The joinder of offenses and of defendants is authorized by the provisions of Rule 8 of the Rules of Criminal Procedure, and such joinder therefore afforded no basis for dismissal of the indictment. If the trial Court by his statements with reference to prejudice resulting from a joint trial was lead to dismiss the indictment, he adopted the wrong procedure and should have rather applied the provisions of Rule 14 of the Rules of Criminal Procedure. The matter of either separate trial or election as to the offenses set forth in the two counts is for the determination of the trial court in the exercise of his legal discretion as justice may require. The same is likewise true as to the request for information in the nature of a bill of particulars. As to these matters we are not called upon to express any opinion at this time.
We have noticed, but reject, the contentions of the appellees, defendant electrical contractors, that the transactions complained of are not such as to directly affect, or tend to affect, restraint upon interstate commerce, and their contention that under the definition and language of the indictment the transaction with reference to lighting fixtures are not included within the indictment definition of electrical equipment, as well as that by the terms of the indictment there is a difference between electrical systems and electrical equipment.

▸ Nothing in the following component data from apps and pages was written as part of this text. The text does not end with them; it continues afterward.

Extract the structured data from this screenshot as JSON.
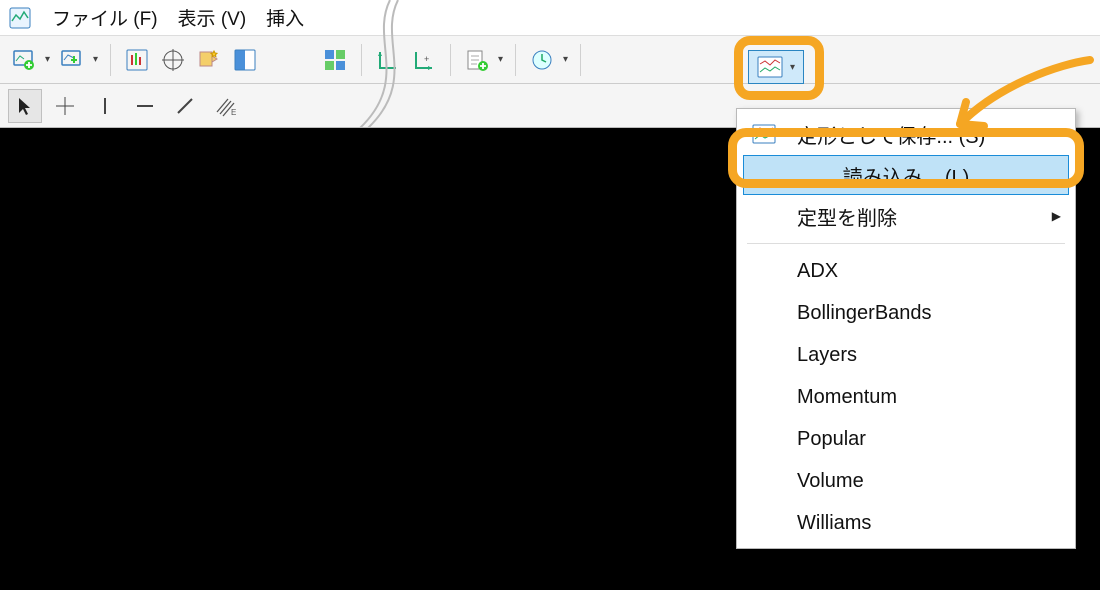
{
  "menubar": {
    "items": [
      "ファイル (F)",
      "表示 (V)",
      "挿入"
    ]
  },
  "toolbar": {
    "buttons": [
      "new-chart",
      "chart-props",
      "sep",
      "chart-type",
      "crosshair",
      "favorites",
      "docked",
      "sep-tear",
      "tile",
      "sep",
      "axis1",
      "axis2",
      "sep",
      "add-indicator",
      "sep",
      "time",
      "sep"
    ]
  },
  "toolbar2": {
    "tools": [
      "cursor",
      "crosshair-tool",
      "vline",
      "hline",
      "trendline",
      "fib"
    ]
  },
  "template_button": {
    "name": "template-dropdown"
  },
  "dropdown": {
    "save_as": "定形として保存... (S)",
    "load": "読み込み... (L)",
    "delete": "定型を削除",
    "templates": [
      "ADX",
      "BollingerBands",
      "Layers",
      "Momentum",
      "Popular",
      "Volume",
      "Williams"
    ]
  }
}
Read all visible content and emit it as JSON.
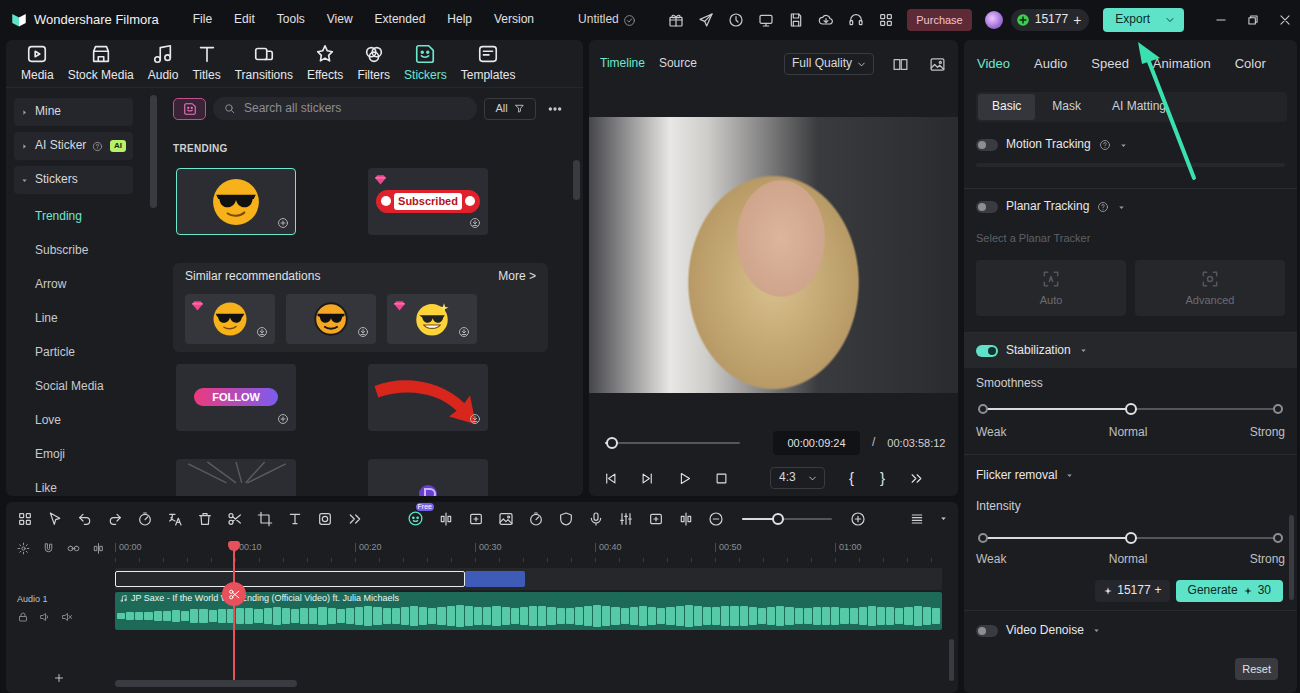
{
  "app": {
    "title": "Wondershare Filmora",
    "menu": [
      "File",
      "Edit",
      "Tools",
      "View",
      "Extended",
      "Help",
      "Version"
    ],
    "project": "Untitled",
    "purchase": "Purchase",
    "credits": "15177",
    "credits_add": "+",
    "export": "Export"
  },
  "media_tabs": [
    {
      "label": "Media",
      "selected": false
    },
    {
      "label": "Stock Media",
      "selected": false
    },
    {
      "label": "Audio",
      "selected": false
    },
    {
      "label": "Titles",
      "selected": false
    },
    {
      "label": "Transitions",
      "selected": false
    },
    {
      "label": "Effects",
      "selected": false
    },
    {
      "label": "Filters",
      "selected": false
    },
    {
      "label": "Stickers",
      "selected": true
    },
    {
      "label": "Templates",
      "selected": false
    }
  ],
  "sidebar": {
    "groups": [
      {
        "label": "Mine",
        "expanded": false
      },
      {
        "label": "AI Sticker",
        "expanded": false,
        "badge": "AI"
      },
      {
        "label": "Stickers",
        "expanded": true,
        "items": [
          {
            "label": "Trending",
            "selected": true
          },
          {
            "label": "Subscribe",
            "selected": false
          },
          {
            "label": "Arrow",
            "selected": false
          },
          {
            "label": "Line",
            "selected": false
          },
          {
            "label": "Particle",
            "selected": false
          },
          {
            "label": "Social Media",
            "selected": false
          },
          {
            "label": "Love",
            "selected": false
          },
          {
            "label": "Emoji",
            "selected": false
          },
          {
            "label": "Like",
            "selected": false
          }
        ]
      }
    ]
  },
  "library": {
    "search": {
      "placeholder": "Search all stickers"
    },
    "filter": "All",
    "section": "TRENDING",
    "trending": [
      {
        "kind": "cool-emoji",
        "premium": false,
        "downloaded": true,
        "selected": true
      },
      {
        "kind": "subscribed",
        "text": "Subscribed",
        "premium": true,
        "downloaded": false,
        "selected": false
      }
    ],
    "similar": {
      "title": "Similar recommendations",
      "more": "More >",
      "items": [
        {
          "kind": "cool-emoji",
          "premium": true,
          "downloaded": false,
          "selected": false
        },
        {
          "kind": "cool-emoji-dark",
          "premium": false,
          "downloaded": false,
          "selected": false
        },
        {
          "kind": "grin-emoji",
          "premium": true,
          "downloaded": false,
          "selected": false
        }
      ]
    },
    "more_items": [
      {
        "kind": "follow",
        "text": "FOLLOW",
        "premium": false,
        "downloaded": true,
        "selected": false
      },
      {
        "kind": "red-arrow",
        "premium": false,
        "downloaded": false,
        "selected": false
      },
      {
        "kind": "rays",
        "premium": false,
        "downloaded": false,
        "selected": false
      },
      {
        "kind": "purple",
        "premium": false,
        "downloaded": false,
        "selected": false
      }
    ]
  },
  "preview": {
    "tabs": [
      {
        "label": "Timeline",
        "selected": true
      },
      {
        "label": "Source",
        "selected": false
      }
    ],
    "quality": "Full Quality",
    "scrub": {
      "level": 0.05
    },
    "current_time": "00:00:09:24",
    "separator": "/",
    "total_time": "00:03:58:12",
    "aspect": "4:3",
    "mark_in": "{",
    "mark_out": "}"
  },
  "properties": {
    "tabs": [
      {
        "label": "Video",
        "selected": true
      },
      {
        "label": "Audio",
        "selected": false
      },
      {
        "label": "Speed",
        "selected": false
      },
      {
        "label": "Animation",
        "selected": false
      },
      {
        "label": "Color",
        "selected": false
      }
    ],
    "subtabs": [
      {
        "label": "Basic",
        "selected": true
      },
      {
        "label": "Mask",
        "selected": false
      },
      {
        "label": "AI Matting",
        "selected": false
      }
    ],
    "motion_tracking": {
      "label": "Motion Tracking",
      "on": false
    },
    "planar_tracking": {
      "label": "Planar Tracking",
      "on": false,
      "hint": "Select a Planar Tracker",
      "options": [
        {
          "label": "Auto",
          "disabled": true
        },
        {
          "label": "Advanced",
          "disabled": true
        }
      ]
    },
    "stabilization": {
      "label": "Stabilization",
      "on": true,
      "slider_label": "Smoothness",
      "level": 0.5,
      "ticks": [
        "Weak",
        "Normal",
        "Strong"
      ]
    },
    "flicker_removal": {
      "label": "Flicker removal",
      "slider_label": "Intensity",
      "level": 0.5,
      "ticks": [
        "Weak",
        "Normal",
        "Strong"
      ],
      "credits": "15177",
      "credits_add": "+",
      "generate": "Generate",
      "cost": "30"
    },
    "video_denoise": {
      "label": "Video Denoise",
      "on": false
    },
    "reset": "Reset"
  },
  "timeline": {
    "free_badge": "Free",
    "zoom": {
      "level": 0.4
    },
    "ruler": [
      "00:00",
      "00:10",
      "00:20",
      "00:30",
      "00:40",
      "00:50",
      "01:00"
    ],
    "playhead": {
      "level": 0.144
    },
    "video_clips": [
      {
        "start": 0,
        "end": 0.423,
        "selected": true,
        "color": "#26272b"
      },
      {
        "start": 0.423,
        "end": 0.496,
        "selected": false,
        "color": "#3f5bb8"
      }
    ],
    "audio_track": {
      "label": "Audio 1",
      "clip": "JP Saxe - If the World Was Ending (Official Video) ft. Julia Michaels",
      "waveform": [
        0.25,
        0.3,
        0.35,
        0.3,
        0.4,
        0.45,
        0.5,
        0.42,
        0.55,
        0.6,
        0.5,
        0.62,
        0.58,
        0.7,
        0.65,
        0.6,
        0.68,
        0.72,
        0.66,
        0.6,
        0.64,
        0.7,
        0.75,
        0.68,
        0.62,
        0.7,
        0.74,
        0.8,
        0.72,
        0.66,
        0.7,
        0.78,
        0.85,
        0.76,
        0.7,
        0.74,
        0.82,
        0.9,
        0.8,
        0.72,
        0.76,
        0.84,
        0.78,
        0.7,
        0.74,
        0.8,
        0.86,
        0.78,
        0.7,
        0.66,
        0.72,
        0.8,
        0.88,
        0.82,
        0.74,
        0.7,
        0.78,
        0.84,
        0.76,
        0.7,
        0.74,
        0.82,
        0.9,
        0.84,
        0.76,
        0.72,
        0.8,
        0.86,
        0.8,
        0.72,
        0.68,
        0.74,
        0.8,
        0.76,
        0.7,
        0.66,
        0.72,
        0.78,
        0.74,
        0.68,
        0.7,
        0.76,
        0.82,
        0.78,
        0.72,
        0.68,
        0.74,
        0.8,
        0.76,
        0.7
      ]
    }
  }
}
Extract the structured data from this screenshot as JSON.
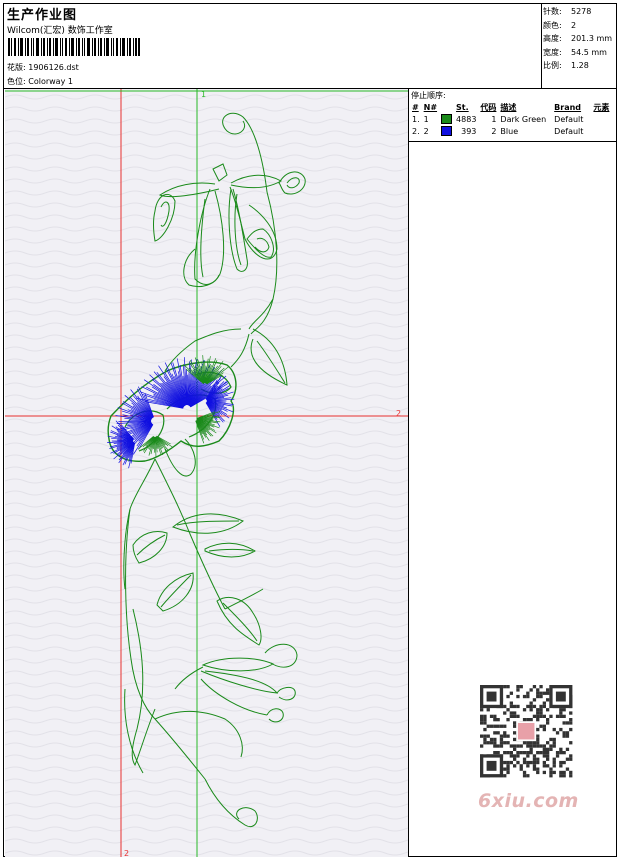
{
  "header": {
    "title": "生产作业图",
    "company": "Wilcom(汇宏) 数饰工作室",
    "design_label": "花版:",
    "design_value": "1906126.dst",
    "colorway_label": "色位:",
    "colorway_value": "Colorway 1"
  },
  "stats": [
    {
      "label": "针数:",
      "value": "5278"
    },
    {
      "label": "颜色:",
      "value": "2"
    },
    {
      "label": "高度:",
      "value": "201.3 mm"
    },
    {
      "label": "宽度:",
      "value": "54.5 mm"
    },
    {
      "label": "比例:",
      "value": "1.28"
    }
  ],
  "stop_sequence": {
    "title": "停止顺序:",
    "columns": [
      "#",
      "N#",
      "St.",
      "代码",
      "描述",
      "Brand",
      "元素"
    ],
    "rows": [
      {
        "index": "1.",
        "needle": "1",
        "color": "#1a8a1a",
        "stitches": "4883",
        "code": "1",
        "description": "Dark Green",
        "brand": "Default",
        "element": ""
      },
      {
        "index": "2.",
        "needle": "2",
        "color": "#1010e0",
        "stitches": "393",
        "code": "2",
        "description": "Blue",
        "brand": "Default",
        "element": ""
      }
    ]
  },
  "guides": {
    "label_top": "1",
    "label_right": "2",
    "label_bottom": "2"
  },
  "colors": {
    "guide_red": "#e83030",
    "guide_green": "#28b828",
    "thread_green": "#1a8a1a",
    "thread_blue": "#1010e0"
  },
  "watermark": {
    "text": "6xiu.com"
  }
}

The judgment of the trial court ordering the dismissal of the indictment is set aside and the cause remanded for further and not inconsistent proceedings.
15 U.S.C.A. § 1